I took about 3 steps away from this man, then reached inside my pocket, found two, loose one dollar bills, and turned around to give them to him. I asked him what it cost to ride the bus these days and he told me he thought it was "a dollar fifty". I apologized for not having correct change, but explained I wanted him to get out of the cold and to the library, where he could read the newspapers and warm up...still skeptical he would actually USE the two dollars for bus fare and going AGAINST my normal *I-don't-hand-out-money-to-the-homeless* tactic. He thanked me again for stopping to talk with him "on such a nice day".

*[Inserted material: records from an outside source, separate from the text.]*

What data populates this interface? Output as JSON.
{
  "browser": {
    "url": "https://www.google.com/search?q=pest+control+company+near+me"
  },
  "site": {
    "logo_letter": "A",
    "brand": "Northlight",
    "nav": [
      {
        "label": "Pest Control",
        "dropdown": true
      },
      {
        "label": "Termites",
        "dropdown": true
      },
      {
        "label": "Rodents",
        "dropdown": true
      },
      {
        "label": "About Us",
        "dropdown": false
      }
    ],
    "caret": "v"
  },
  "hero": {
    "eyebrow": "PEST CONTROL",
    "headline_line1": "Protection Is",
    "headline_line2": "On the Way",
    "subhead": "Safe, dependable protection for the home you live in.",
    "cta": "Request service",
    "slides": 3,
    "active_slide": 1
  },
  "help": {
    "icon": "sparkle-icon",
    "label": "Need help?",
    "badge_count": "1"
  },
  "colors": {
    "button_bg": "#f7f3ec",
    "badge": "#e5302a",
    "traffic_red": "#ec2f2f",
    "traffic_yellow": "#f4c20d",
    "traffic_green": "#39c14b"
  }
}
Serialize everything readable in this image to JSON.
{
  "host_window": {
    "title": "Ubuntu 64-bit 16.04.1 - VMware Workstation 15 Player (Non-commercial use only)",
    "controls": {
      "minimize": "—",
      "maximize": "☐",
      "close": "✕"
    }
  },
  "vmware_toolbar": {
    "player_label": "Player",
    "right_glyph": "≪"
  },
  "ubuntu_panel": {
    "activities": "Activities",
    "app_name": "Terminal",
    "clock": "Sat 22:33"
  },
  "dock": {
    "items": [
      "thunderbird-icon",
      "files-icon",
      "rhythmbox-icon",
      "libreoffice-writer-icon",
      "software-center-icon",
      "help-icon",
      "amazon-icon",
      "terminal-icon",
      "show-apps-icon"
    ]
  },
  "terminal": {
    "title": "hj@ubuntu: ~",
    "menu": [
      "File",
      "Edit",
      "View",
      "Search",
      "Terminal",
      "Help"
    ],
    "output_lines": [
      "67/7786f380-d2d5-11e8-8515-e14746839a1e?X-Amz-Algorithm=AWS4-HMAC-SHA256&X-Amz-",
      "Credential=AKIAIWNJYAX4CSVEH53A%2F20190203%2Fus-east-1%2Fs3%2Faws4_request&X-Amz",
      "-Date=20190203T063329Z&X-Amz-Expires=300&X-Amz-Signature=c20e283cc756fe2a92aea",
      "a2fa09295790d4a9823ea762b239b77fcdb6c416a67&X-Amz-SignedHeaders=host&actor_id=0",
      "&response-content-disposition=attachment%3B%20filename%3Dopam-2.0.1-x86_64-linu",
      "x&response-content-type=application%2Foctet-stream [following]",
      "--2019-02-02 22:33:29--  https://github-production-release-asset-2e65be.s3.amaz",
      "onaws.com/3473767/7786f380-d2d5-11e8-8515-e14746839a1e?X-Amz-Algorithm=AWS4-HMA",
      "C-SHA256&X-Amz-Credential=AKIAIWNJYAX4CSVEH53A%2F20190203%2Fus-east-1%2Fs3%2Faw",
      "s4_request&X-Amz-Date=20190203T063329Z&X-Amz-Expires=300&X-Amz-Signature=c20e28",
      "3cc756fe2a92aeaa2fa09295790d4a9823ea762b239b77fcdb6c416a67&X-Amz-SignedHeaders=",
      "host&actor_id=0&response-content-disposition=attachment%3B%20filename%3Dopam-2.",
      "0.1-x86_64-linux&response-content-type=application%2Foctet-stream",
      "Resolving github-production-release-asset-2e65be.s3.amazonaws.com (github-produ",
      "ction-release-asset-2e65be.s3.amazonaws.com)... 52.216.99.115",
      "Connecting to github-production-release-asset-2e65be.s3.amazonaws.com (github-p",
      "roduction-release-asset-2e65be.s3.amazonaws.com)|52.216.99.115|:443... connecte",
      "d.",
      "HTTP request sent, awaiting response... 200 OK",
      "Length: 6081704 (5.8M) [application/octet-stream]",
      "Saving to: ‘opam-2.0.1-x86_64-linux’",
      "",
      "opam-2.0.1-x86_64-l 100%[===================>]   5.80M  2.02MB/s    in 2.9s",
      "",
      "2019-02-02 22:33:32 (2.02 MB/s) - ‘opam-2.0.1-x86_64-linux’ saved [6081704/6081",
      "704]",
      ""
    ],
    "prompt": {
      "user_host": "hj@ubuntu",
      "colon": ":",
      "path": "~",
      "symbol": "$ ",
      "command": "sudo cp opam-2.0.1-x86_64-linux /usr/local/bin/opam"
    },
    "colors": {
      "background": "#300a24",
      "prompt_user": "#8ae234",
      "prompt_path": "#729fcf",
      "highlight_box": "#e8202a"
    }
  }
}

I stood a moment longer pondering my words before telling this man, "No, thank YOU for stopping to talk with me" and that I enjoyed our conversation...he then told me, "that is the nicest thing I've heard today".
I watched him from inside the warm convenience store as he got up, walked down to the corner, and stood to wait at the bus stop. I paid for my purchases in the store and heard the sound of a bus sparking the wires overhead on the street...one of the many electrically wired bus paths in Seattle. When I emerged again from the store, he was gone, hopefully riding the bus on his way to the library north bound.


"We are the change we seek."


Sometimes life's lessons have a way of ironically turning the tables on us...today was such a day. In my *superior* and *righteous* attitude of somehow being "better than", my own words got twisted around and used to teach ME.


"See the person beyond the behavior."


Which is EXACTLY what this man, who's name I may never know, did for me...he saw ME beyond MY behavior...

10 comments:

LISA EMRICH said...

Linda,
What a wonderful thing you each did for the other. You've made me smile...and made me think. Thank you.

Webster said...

Dearest Cheese, That was the nicest thing I have read in, well, I don't know how long. Thank you for your entry. Thank you for caring. Thank you for seeing the person beyond the behavior. It may (or maybe not) be something you do every day.

Shauna said...

Wonderful!!

S.

PS: you said "fecal". Heh....

Blindbeard said...

Darn it! That brought tears to my eyes and I am no bleeding heart. I try to maintain a crusty exterior, but down-and-out people or people with disabilites will always melt my cold heart a little. Please don't let my secret out...

Erin said...

This is a great story. I'm so glad you shared it with us! I don't see homeless people in my town, but when I travel to the "city" I see them, and it always break my heart. I think of my warm house, the food on our table, and wonder about what they eat and where they sleep. I think honestly I would be too afraid to stop and talk though.

You did an amazing thing, and I'm sure you made his day.
Abby/Erin/Whoever :)

harkoo said...

gulp. Your story was my Sunday Sermon. Thanks. You did good! Joyce

Denver Refashionista said...

Your story made me cry. Thanks for sharing this. I too am trying to will joy and positive change into my life.

Kelley said...

Linda,
What a way to become the change. Your story motivates me to make change within my community, one person at a time. Thanks for the inspiration and courage to step outside your box.

Peace,
Kelley

Spaz Attack said...

When I first started reading this post your thoughts were scattered and i was having trouble following it -- or perhaps it was just my own spastic mind full of MS holes?
when you got to the "meat" of the story your thoughts were quite succinct...you drew us all in and, I think, inspired us all to try to "look beyond" the visual; to take a moment to stop and talk.
Well done, good slave, well done.

herrad said...

A lovely story thanks for that really was good to read.

l